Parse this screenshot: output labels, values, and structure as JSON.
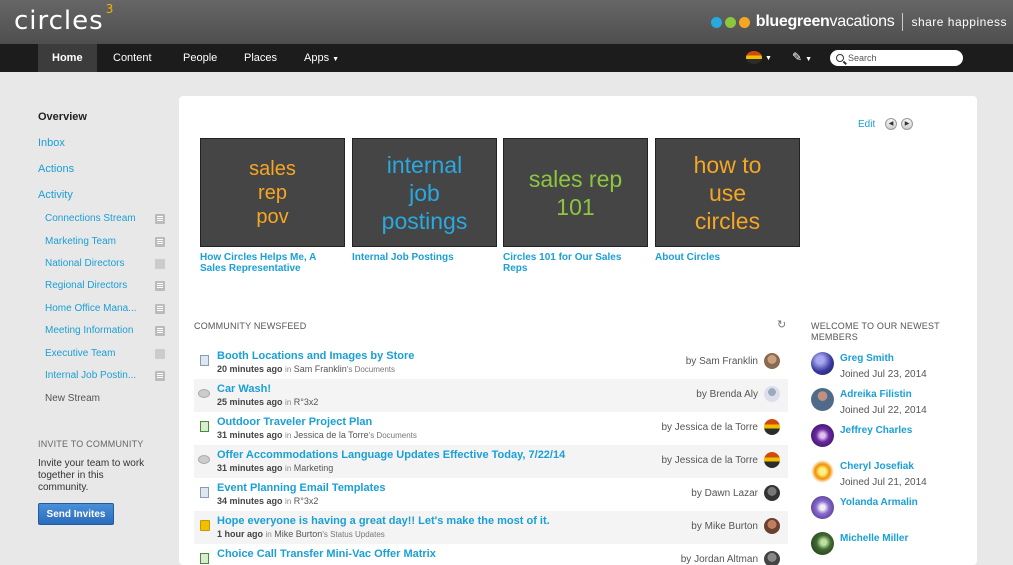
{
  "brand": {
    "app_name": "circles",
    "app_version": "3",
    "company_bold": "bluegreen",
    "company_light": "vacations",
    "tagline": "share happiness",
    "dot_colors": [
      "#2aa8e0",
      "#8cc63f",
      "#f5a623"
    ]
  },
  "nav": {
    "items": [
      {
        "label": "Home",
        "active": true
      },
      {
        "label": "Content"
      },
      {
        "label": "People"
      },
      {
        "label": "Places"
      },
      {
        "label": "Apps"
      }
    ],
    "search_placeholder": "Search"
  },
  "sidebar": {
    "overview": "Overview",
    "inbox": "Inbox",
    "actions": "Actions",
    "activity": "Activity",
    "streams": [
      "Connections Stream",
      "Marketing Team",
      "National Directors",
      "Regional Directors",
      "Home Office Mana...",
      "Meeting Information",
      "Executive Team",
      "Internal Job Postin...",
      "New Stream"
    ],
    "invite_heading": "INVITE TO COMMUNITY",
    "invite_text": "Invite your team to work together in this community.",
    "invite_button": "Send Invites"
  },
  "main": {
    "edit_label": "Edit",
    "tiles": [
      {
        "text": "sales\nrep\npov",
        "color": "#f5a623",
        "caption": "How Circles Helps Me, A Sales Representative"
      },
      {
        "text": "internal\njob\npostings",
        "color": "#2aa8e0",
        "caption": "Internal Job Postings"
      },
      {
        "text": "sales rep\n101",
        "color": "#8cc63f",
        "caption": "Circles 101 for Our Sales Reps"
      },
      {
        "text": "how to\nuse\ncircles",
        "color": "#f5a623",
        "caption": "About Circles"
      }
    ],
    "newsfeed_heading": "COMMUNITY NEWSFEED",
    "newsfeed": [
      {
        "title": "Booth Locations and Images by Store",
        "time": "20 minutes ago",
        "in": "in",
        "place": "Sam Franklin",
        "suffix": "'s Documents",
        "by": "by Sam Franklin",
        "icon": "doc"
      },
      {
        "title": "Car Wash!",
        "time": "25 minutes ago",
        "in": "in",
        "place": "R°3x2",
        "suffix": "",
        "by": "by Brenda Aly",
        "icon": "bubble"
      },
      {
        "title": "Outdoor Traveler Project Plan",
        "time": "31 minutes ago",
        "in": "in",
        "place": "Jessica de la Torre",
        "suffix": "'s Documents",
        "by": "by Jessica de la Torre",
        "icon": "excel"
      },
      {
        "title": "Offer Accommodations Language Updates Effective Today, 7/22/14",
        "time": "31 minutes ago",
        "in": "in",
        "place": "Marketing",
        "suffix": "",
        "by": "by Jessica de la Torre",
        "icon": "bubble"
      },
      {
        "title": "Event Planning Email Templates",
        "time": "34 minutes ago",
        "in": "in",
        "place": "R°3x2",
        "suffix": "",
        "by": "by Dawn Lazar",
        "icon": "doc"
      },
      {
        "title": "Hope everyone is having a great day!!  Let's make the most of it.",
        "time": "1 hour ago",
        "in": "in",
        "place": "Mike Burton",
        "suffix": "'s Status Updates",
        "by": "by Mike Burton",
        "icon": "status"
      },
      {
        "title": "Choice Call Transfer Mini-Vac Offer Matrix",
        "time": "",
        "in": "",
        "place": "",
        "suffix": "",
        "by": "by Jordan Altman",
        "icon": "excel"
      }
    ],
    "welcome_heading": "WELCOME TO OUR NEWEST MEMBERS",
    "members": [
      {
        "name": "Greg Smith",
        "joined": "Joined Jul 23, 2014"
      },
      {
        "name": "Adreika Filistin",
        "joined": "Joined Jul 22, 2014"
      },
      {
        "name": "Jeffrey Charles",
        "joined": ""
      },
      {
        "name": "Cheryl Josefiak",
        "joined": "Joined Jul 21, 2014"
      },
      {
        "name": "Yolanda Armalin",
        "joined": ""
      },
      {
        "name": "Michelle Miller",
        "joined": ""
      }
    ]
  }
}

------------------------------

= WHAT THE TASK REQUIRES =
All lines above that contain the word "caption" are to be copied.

= ANSWER FOR THIS EXERCISE =
        "caption": "How Circles Helps Me, A Sales Representative"
        "caption": "Internal Job Postings"
        "caption": "Circles 101 for Our Sales Reps"
        "caption": "About Circles"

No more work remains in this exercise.